* _Activity_: Where a line of the records holds the string "icon", copy that line.
━━━━━ Materials provided
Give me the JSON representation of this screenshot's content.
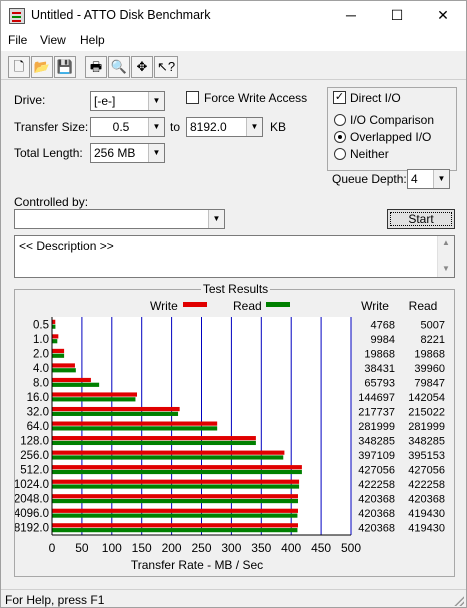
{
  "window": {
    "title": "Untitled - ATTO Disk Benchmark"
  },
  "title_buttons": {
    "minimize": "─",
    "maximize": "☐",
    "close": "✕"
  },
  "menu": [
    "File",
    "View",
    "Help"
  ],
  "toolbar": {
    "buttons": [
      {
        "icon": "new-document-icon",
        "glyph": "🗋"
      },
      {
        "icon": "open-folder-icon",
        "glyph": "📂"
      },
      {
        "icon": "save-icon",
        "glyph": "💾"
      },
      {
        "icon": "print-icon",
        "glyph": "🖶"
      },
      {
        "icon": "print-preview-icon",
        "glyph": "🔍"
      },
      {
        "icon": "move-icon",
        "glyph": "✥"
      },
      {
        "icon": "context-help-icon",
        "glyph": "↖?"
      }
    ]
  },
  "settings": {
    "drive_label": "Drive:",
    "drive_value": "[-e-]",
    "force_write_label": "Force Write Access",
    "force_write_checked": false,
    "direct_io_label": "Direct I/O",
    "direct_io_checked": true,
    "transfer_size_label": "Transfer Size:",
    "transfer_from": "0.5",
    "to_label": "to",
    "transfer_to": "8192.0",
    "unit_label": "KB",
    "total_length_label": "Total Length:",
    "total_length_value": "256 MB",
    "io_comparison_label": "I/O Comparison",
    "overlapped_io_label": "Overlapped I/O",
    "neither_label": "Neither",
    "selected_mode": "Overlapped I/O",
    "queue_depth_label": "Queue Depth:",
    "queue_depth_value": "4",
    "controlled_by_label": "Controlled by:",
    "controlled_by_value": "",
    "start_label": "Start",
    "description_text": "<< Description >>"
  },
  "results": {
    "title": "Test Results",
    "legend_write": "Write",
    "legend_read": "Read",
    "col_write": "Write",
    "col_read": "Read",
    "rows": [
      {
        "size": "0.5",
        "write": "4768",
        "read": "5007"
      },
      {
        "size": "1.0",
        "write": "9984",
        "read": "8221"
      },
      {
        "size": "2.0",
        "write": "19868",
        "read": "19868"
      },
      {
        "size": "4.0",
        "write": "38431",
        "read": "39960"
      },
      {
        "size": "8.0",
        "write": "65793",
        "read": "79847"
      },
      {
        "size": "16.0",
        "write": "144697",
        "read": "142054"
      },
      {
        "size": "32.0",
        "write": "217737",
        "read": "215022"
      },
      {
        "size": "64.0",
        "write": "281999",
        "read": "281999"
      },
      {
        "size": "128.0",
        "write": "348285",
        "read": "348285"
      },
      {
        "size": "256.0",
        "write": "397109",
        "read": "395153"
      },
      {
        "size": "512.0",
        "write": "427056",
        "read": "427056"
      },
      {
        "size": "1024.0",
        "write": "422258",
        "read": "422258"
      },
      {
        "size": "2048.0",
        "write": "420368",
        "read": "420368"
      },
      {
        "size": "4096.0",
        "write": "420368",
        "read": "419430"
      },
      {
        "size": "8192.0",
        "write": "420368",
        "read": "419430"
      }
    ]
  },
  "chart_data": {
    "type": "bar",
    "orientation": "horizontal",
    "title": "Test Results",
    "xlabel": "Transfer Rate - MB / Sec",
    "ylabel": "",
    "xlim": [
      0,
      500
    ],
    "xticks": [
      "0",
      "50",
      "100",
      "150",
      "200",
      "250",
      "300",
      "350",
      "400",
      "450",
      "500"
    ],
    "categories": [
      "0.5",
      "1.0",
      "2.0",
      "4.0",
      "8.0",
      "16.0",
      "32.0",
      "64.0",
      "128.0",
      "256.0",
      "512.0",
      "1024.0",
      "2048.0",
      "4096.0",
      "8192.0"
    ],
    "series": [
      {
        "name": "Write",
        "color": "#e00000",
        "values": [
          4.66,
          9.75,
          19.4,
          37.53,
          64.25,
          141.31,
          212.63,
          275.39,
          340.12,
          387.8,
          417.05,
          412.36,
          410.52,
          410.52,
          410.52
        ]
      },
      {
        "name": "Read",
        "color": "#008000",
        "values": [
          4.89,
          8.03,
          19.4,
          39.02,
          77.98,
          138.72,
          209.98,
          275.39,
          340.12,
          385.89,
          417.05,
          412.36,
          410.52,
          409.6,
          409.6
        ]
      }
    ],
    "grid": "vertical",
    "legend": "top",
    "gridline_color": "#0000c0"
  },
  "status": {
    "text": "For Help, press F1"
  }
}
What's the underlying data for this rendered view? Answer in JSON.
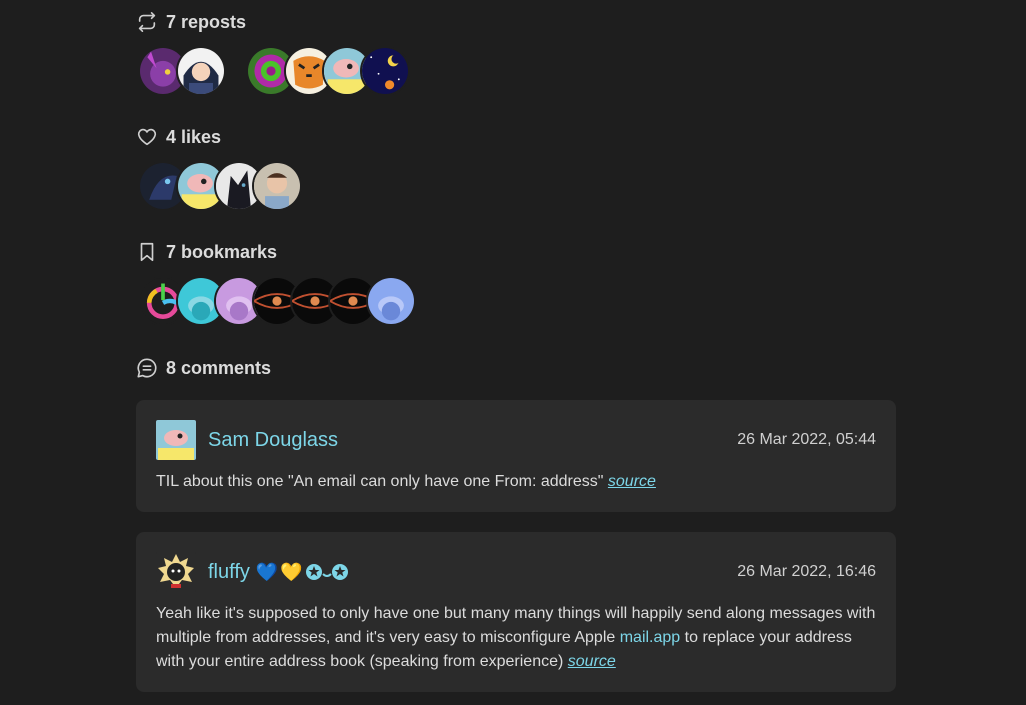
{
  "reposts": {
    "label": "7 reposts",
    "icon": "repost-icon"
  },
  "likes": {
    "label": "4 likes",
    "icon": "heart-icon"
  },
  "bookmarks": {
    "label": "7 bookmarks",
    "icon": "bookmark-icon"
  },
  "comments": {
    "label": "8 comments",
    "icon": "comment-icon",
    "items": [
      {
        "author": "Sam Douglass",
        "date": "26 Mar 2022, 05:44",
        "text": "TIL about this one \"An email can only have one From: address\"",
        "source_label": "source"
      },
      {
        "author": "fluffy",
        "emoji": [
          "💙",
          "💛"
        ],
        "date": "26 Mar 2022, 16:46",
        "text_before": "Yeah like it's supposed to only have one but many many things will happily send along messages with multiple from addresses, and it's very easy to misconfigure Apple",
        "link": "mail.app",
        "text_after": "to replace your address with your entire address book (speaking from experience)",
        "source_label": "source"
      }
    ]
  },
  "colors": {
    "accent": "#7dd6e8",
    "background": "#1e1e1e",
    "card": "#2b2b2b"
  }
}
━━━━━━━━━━
* _Answer below_:
        "icon": "new-document-icon",
        "icon": "open-folder-icon",
        "icon": "save-icon",
        "icon": "print-icon",
        "icon": "print-preview-icon",
        "icon": "move-icon",
        "icon": "context-help-icon",
    "icon": "repost-icon"
    "icon": "heart-icon"
    "icon": "bookmark-icon"
    "icon": "comment-icon",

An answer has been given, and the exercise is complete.